-- Given records follows --

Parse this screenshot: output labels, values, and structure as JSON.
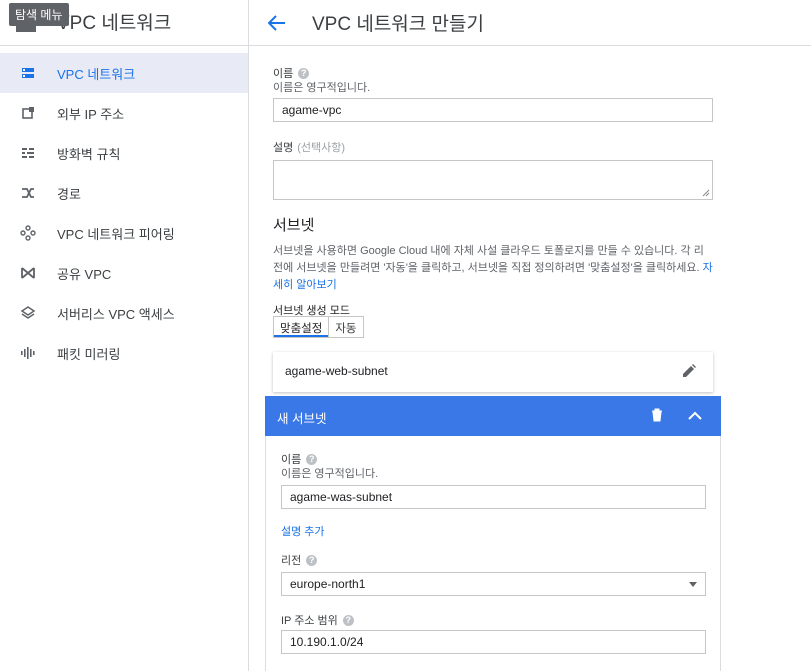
{
  "tooltip": "탐색 메뉴",
  "sidebar": {
    "title": "VPC 네트워크",
    "items": [
      {
        "label": "VPC 네트워크",
        "icon": "vpc-network-icon"
      },
      {
        "label": "외부 IP 주소",
        "icon": "external-ip-icon"
      },
      {
        "label": "방화벽 규칙",
        "icon": "firewall-icon"
      },
      {
        "label": "경로",
        "icon": "routes-icon"
      },
      {
        "label": "VPC 네트워크 피어링",
        "icon": "peering-icon"
      },
      {
        "label": "공유 VPC",
        "icon": "shared-vpc-icon"
      },
      {
        "label": "서버리스 VPC 액세스",
        "icon": "serverless-icon"
      },
      {
        "label": "패킷 미러링",
        "icon": "packet-mirroring-icon"
      }
    ],
    "active_index": 0
  },
  "header": {
    "title": "VPC 네트워크 만들기"
  },
  "form": {
    "name_label": "이름",
    "name_hint": "이름은 영구적입니다.",
    "name_value": "agame-vpc",
    "description_label": "설명",
    "description_optional": "(선택사항)",
    "subnets_title": "서브넷",
    "subnets_desc": "서브넷을 사용하면 Google Cloud 내에 자체 사설 클라우드 토폴로지를 만들 수 있습니다. 각 리전에 서브넷을 만들려면 '자동'을 클릭하고, 서브넷을 직접 정의하려면 '맞춤설정'을 클릭하세요.",
    "learn_more": "자세히 알아보기",
    "mode_label": "서브넷 생성 모드",
    "mode_options": [
      "맞춤설정",
      "자동"
    ],
    "mode_selected": "맞춤설정"
  },
  "existing_subnet": {
    "name": "agame-web-subnet"
  },
  "new_subnet": {
    "title": "새 서브넷",
    "name_label": "이름",
    "name_hint": "이름은 영구적입니다.",
    "name_value": "agame-was-subnet",
    "add_description": "설명 추가",
    "region_label": "리전",
    "region_value": "europe-north1",
    "ip_label": "IP 주소 범위",
    "ip_value": "10.190.1.0/24"
  },
  "colors": {
    "accent": "#1a73e8",
    "header_blue": "#3b78e7",
    "active_bg": "#e8eaf6"
  }
}
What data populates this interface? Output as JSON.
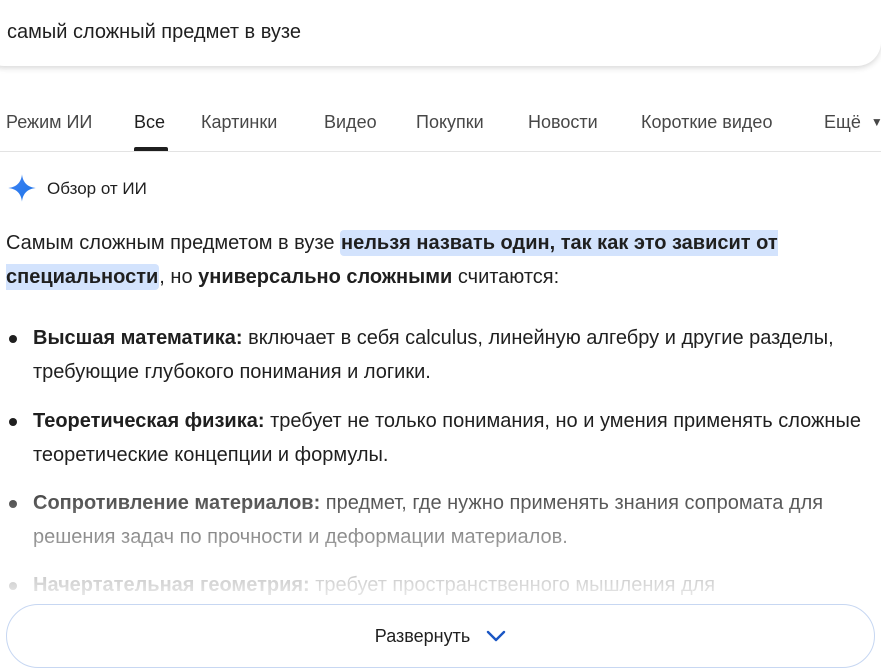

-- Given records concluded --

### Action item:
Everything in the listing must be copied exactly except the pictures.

### Result:
Parse this screenshot: output labels, values, and structure as JSON.
{
  "tooltip": "탐색 메뉴",
  "sidebar": {
    "title": "VPC 네트워크",
    "items": [
      {
        "label": "VPC 네트워크",
        "icon": "vpc-network-icon"
      },
      {
        "label": "외부 IP 주소",
        "icon": "external-ip-icon"
      },
      {
        "label": "방화벽 규칙",
        "icon": "firewall-icon"
      },
      {
        "label": "경로",
        "icon": "routes-icon"
      },
      {
        "label": "VPC 네트워크 피어링",
        "icon": "peering-icon"
      },
      {
        "label": "공유 VPC",
        "icon": "shared-vpc-icon"
      },
      {
        "label": "서버리스 VPC 액세스",
        "icon": "serverless-icon"
      },
      {
        "label": "패킷 미러링",
        "icon": "packet-mirroring-icon"
      }
    ],
    "active_index": 0
  },
  "header": {
    "title": "VPC 네트워크 만들기"
  },
  "form": {
    "name_label": "이름",
    "name_hint": "이름은 영구적입니다.",
    "name_value": "agame-vpc",
    "description_label": "설명",
    "description_optional": "(선택사항)",
    "subnets_title": "서브넷",
    "subnets_desc": "서브넷을 사용하면 Google Cloud 내에 자체 사설 클라우드 토폴로지를 만들 수 있습니다. 각 리전에 서브넷을 만들려면 '자동'을 클릭하고, 서브넷을 직접 정의하려면 '맞춤설정'을 클릭하세요.",
    "learn_more": "자세히 알아보기",
    "mode_label": "서브넷 생성 모드",
    "mode_options": [
      "맞춤설정",
      "자동"
    ],
    "mode_selected": "맞춤설정"
  },
  "existing_subnet": {
    "name": "agame-web-subnet"
  },
  "new_subnet": {
    "title": "새 서브넷",
    "name_label": "이름",
    "name_hint": "이름은 영구적입니다.",
    "name_value": "agame-was-subnet",
    "add_description": "설명 추가",
    "region_label": "리전",
    "region_value": "europe-north1",
    "ip_label": "IP 주소 범위",
    "ip_value": "10.190.1.0/24"
  },
  "colors": {
    "accent": "#1a73e8",
    "header_blue": "#3b78e7",
    "active_bg": "#e8eaf6"
  }
}
What data populates this interface? Output as JSON.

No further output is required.